The many examples of the palpable autonomy of bourgeois democracy from blatant rule by the bourgeoisie itself, was seductive as an alternative road leading, through systemic transformation, constitution making, land reform and trenchant budgets, to socialism. The task the old left set itself was not to procure miserable cabinet portfolios, petrol allowances and jobs for the boys; no that would have been unworthy of man and women of that stature. Their project was making the democratic state a platform for social transformation. Setting themselves any lesser task would not have been worthy of these larger than life personalities.
Eventually Hector and his comrades failed. In part the external world turned against them in the 1970s; history is merciless with projects that arrive after their appointed time. In part they erred in practice (the treatment handed out to the Tamil minority by the Coalition Government) and partly in the dialectics of their reasoning. All this however must await a longer and more carefully written essay though the essence of the error is encapsulated in this surprisingly undialectical passage from Hectort’s ‘Categories of Left Thinking’.
QUOTE: “The left in Ceylon cannot continue to function on the two planes of parliamentarianism and doctrinaire (sic) revolutionism simultaneously. The split attitude that results from it makes effective action on either plane impossible. The stage has been reached when it is no longer possible to postpone a decision about this”. UNQUOTE
In the first half of the 1970s Jayantha Somasunderam, Ajith Samaranayake, Rajan Philips and I worked closely with Hector to bring out the Nation; I think it was every Sunday evening that we met at his 56 Chitra Lane home to plan the next issue and share out the writing. We were Hector’s youth league. The expulsion of the left from the Coalition by Mrs Bandaranaike and the exacerbation of the conflict between Vama and the leadership drew the curtain on the Nation and this phase.
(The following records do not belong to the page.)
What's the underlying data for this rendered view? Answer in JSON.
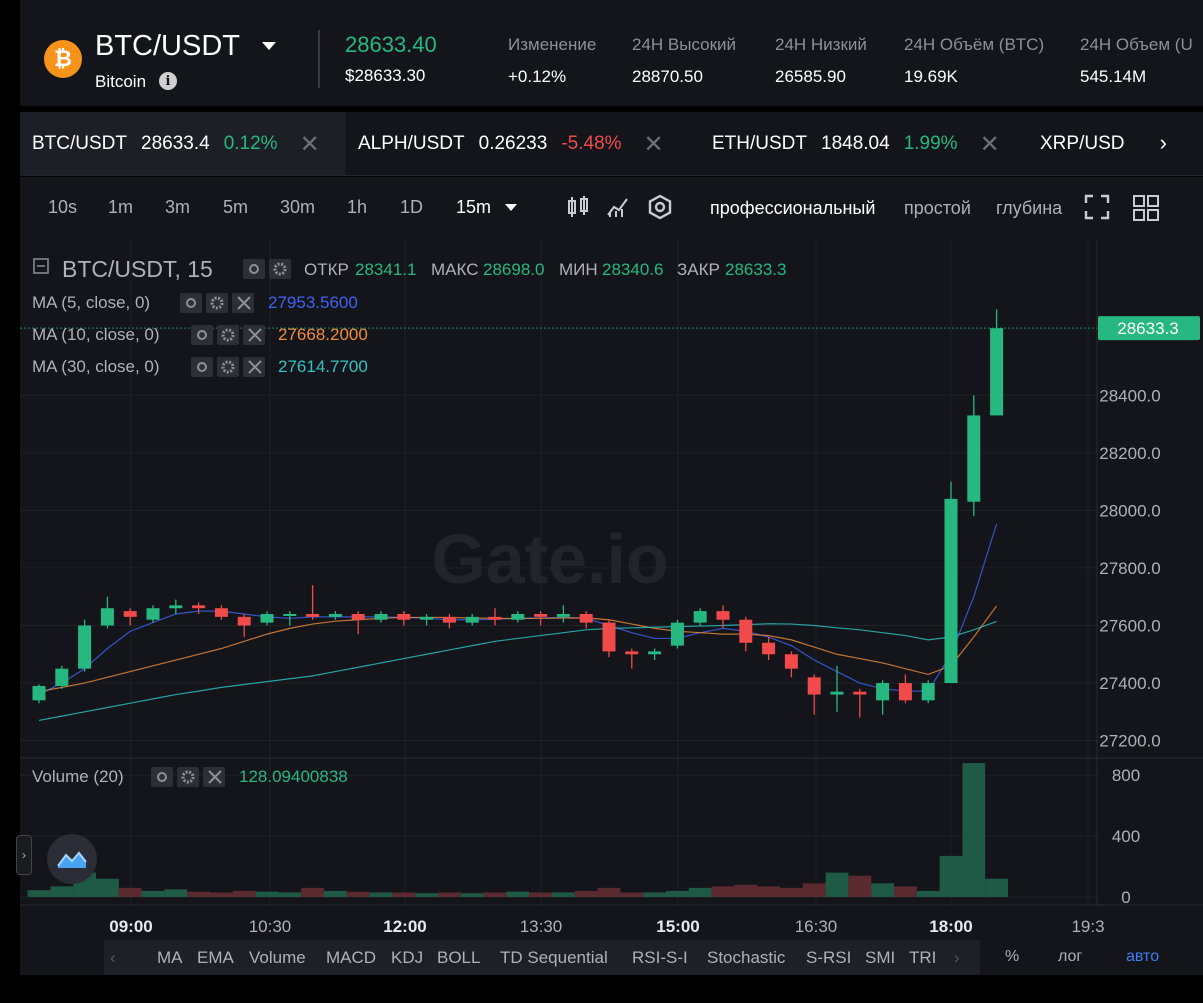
{
  "header": {
    "coin_symbol": "₿",
    "pair": "BTC/USDT",
    "coin_name": "Bitcoin",
    "last_price": "28633.40",
    "usd_price": "$28633.30",
    "stats": [
      {
        "label": "Изменение",
        "value": "+0.12%",
        "color": "#26b880"
      },
      {
        "label": "24H Высокий",
        "value": "28870.50"
      },
      {
        "label": "24H Низкий",
        "value": "26585.90"
      },
      {
        "label": "24H Объём (BTC)",
        "value": "19.69K"
      },
      {
        "label": "24H Объем (U",
        "value": "545.14M"
      }
    ]
  },
  "tabs": [
    {
      "name": "BTC/USDT",
      "price": "28633.4",
      "change": "0.12%",
      "dir": "up",
      "close": "✕"
    },
    {
      "name": "ALPH/USDT",
      "price": "0.26233",
      "change": "-5.48%",
      "dir": "dn",
      "close": "✕"
    },
    {
      "name": "ETH/USDT",
      "price": "1848.04",
      "change": "1.99%",
      "dir": "up",
      "close": "✕"
    },
    {
      "name": "XRP/USD",
      "price": "",
      "change": "",
      "dir": "",
      "close": ""
    }
  ],
  "toolbar": {
    "timeframes": [
      "10s",
      "1m",
      "3m",
      "5m",
      "30m",
      "1h",
      "1D"
    ],
    "selected_timeframe": "15m",
    "modes": [
      "профессиональный",
      "простой",
      "глубина"
    ],
    "selected_mode": "профессиональный"
  },
  "chart_legend": {
    "title": "BTC/USDT, 15",
    "open_label": "ОТКР",
    "open": "28341.1",
    "high_label": "МАКС",
    "high": "28698.0",
    "low_label": "МИН",
    "low": "28340.6",
    "close_label": "ЗАКР",
    "close": "28633.3",
    "ma": [
      {
        "label": "MA (5, close, 0)",
        "value": "27953.5600",
        "color": "#3f63f0"
      },
      {
        "label": "MA (10, close, 0)",
        "value": "27668.2000",
        "color": "#f08c3a"
      },
      {
        "label": "MA (30, close, 0)",
        "value": "27614.7700",
        "color": "#2ec4c4"
      }
    ],
    "volume_label": "Volume (20)",
    "volume_value": "128.09400838"
  },
  "watermark": "Gate.io",
  "current_price_tag": "28633.3",
  "chart_data": {
    "type": "candlestick",
    "price_axis": {
      "ticks": [
        "28400.0",
        "28200.0",
        "28000.0",
        "27800.0",
        "27600.0",
        "27400.0",
        "27200.0"
      ],
      "range": [
        27150,
        28870
      ]
    },
    "volume_axis": {
      "ticks": [
        "800",
        "400",
        "0"
      ],
      "range": [
        0,
        900
      ]
    },
    "time_ticks": [
      "09:00",
      "10:30",
      "12:00",
      "13:30",
      "15:00",
      "16:30",
      "18:00",
      "19:3"
    ],
    "colors": {
      "up": "#26b880",
      "down": "#f04a4a"
    },
    "candles": [
      [
        27340,
        27390,
        27330,
        27395,
        45
      ],
      [
        27390,
        27450,
        27380,
        27460,
        70
      ],
      [
        27450,
        27600,
        27440,
        27620,
        160
      ],
      [
        27600,
        27660,
        27590,
        27700,
        120
      ],
      [
        27650,
        27630,
        27600,
        27660,
        60
      ],
      [
        27620,
        27660,
        27610,
        27670,
        40
      ],
      [
        27660,
        27670,
        27640,
        27690,
        50
      ],
      [
        27670,
        27660,
        27640,
        27680,
        35
      ],
      [
        27660,
        27630,
        27620,
        27670,
        30
      ],
      [
        27630,
        27600,
        27560,
        27640,
        40
      ],
      [
        27610,
        27640,
        27600,
        27650,
        35
      ],
      [
        27640,
        27640,
        27600,
        27650,
        30
      ],
      [
        27640,
        27630,
        27620,
        27740,
        60
      ],
      [
        27630,
        27640,
        27620,
        27650,
        40
      ],
      [
        27640,
        27620,
        27570,
        27650,
        35
      ],
      [
        27620,
        27640,
        27610,
        27650,
        30
      ],
      [
        27640,
        27620,
        27600,
        27650,
        30
      ],
      [
        27620,
        27630,
        27600,
        27640,
        25
      ],
      [
        27630,
        27610,
        27590,
        27640,
        30
      ],
      [
        27610,
        27630,
        27600,
        27640,
        25
      ],
      [
        27630,
        27620,
        27600,
        27660,
        30
      ],
      [
        27620,
        27640,
        27610,
        27650,
        35
      ],
      [
        27640,
        27630,
        27600,
        27650,
        30
      ],
      [
        27630,
        27640,
        27610,
        27670,
        30
      ],
      [
        27640,
        27610,
        27590,
        27650,
        40
      ],
      [
        27610,
        27510,
        27490,
        27620,
        60
      ],
      [
        27510,
        27500,
        27450,
        27520,
        30
      ],
      [
        27500,
        27510,
        27480,
        27520,
        30
      ],
      [
        27530,
        27610,
        27520,
        27620,
        40
      ],
      [
        27610,
        27650,
        27600,
        27660,
        60
      ],
      [
        27650,
        27620,
        27590,
        27670,
        70
      ],
      [
        27620,
        27540,
        27510,
        27630,
        80
      ],
      [
        27540,
        27500,
        27480,
        27560,
        70
      ],
      [
        27500,
        27450,
        27420,
        27510,
        60
      ],
      [
        27420,
        27360,
        27290,
        27430,
        90
      ],
      [
        27360,
        27370,
        27300,
        27460,
        160
      ],
      [
        27370,
        27360,
        27280,
        27380,
        140
      ],
      [
        27340,
        27400,
        27290,
        27410,
        90
      ],
      [
        27400,
        27340,
        27330,
        27430,
        70
      ],
      [
        27340,
        27400,
        27330,
        27410,
        40
      ],
      [
        27400,
        28040,
        27400,
        28100,
        270
      ],
      [
        28030,
        28330,
        27980,
        28400,
        880
      ],
      [
        28330,
        28633,
        28330,
        28698,
        120
      ]
    ],
    "ma_series": {
      "ma5": [
        27360,
        27400,
        27450,
        27520,
        27580,
        27610,
        27640,
        27650,
        27650,
        27640,
        27630,
        27625,
        27630,
        27630,
        27630,
        27630,
        27628,
        27625,
        27620,
        27620,
        27622,
        27625,
        27626,
        27628,
        27625,
        27600,
        27575,
        27555,
        27555,
        27575,
        27590,
        27580,
        27560,
        27530,
        27480,
        27440,
        27400,
        27380,
        27372,
        27372,
        27500,
        27700,
        27953
      ],
      "ma10": [
        27370,
        27385,
        27400,
        27420,
        27440,
        27460,
        27480,
        27500,
        27520,
        27545,
        27570,
        27590,
        27605,
        27615,
        27620,
        27625,
        27628,
        27628,
        27628,
        27626,
        27625,
        27624,
        27625,
        27626,
        27626,
        27620,
        27605,
        27590,
        27580,
        27575,
        27570,
        27570,
        27565,
        27550,
        27525,
        27500,
        27485,
        27470,
        27450,
        27430,
        27460,
        27560,
        27668
      ],
      "ma30": [
        27270,
        27285,
        27300,
        27315,
        27330,
        27345,
        27360,
        27372,
        27385,
        27395,
        27405,
        27415,
        27425,
        27440,
        27455,
        27470,
        27485,
        27500,
        27515,
        27530,
        27545,
        27555,
        27565,
        27575,
        27585,
        27590,
        27592,
        27594,
        27596,
        27598,
        27600,
        27603,
        27606,
        27605,
        27600,
        27592,
        27585,
        27575,
        27565,
        27550,
        27560,
        27585,
        27614
      ]
    }
  },
  "indicators": [
    "MA",
    "EMA",
    "Volume",
    "MACD",
    "KDJ",
    "BOLL",
    "TD Sequential",
    "RSI-S-I",
    "Stochastic",
    "S-RSI",
    "SMI",
    "TRI"
  ],
  "bottom_buttons": {
    "percent": "%",
    "log": "лог",
    "auto": "авто"
  }
}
The next major event in my relationship with Hector was more than twenty years later when Paul Caspersz, Marshal Fernando, Silan Kadirgamar, Rajan Philips and I organised the Hector Abhayavardhana Felicitation Symposium in 1999 to celebrate his 80-th birthday. The proceedings came out as a book edited by Rajan and published by Marshal’s Ecumenical Institute. Silan helped raise the money and Paul lent his name and stature as figure head. Hector delivered what I believe was his last important political speech at one of the evening gatherings arranged in tandem with the Symposium.
During the next thirteen years Hector’s health failed and he was largely confined to his home. I am not aware of any important functions he undertook. We the old faithful would visit him a few times a year. The last time I called on him, in March this year, clearly ill health was getting the better of his incisive mind. Now finally, inexorable time has claimed a formidable thinker of the Samasamaja tradition, but he will be long remembered and deeply respected by those who learnt from him.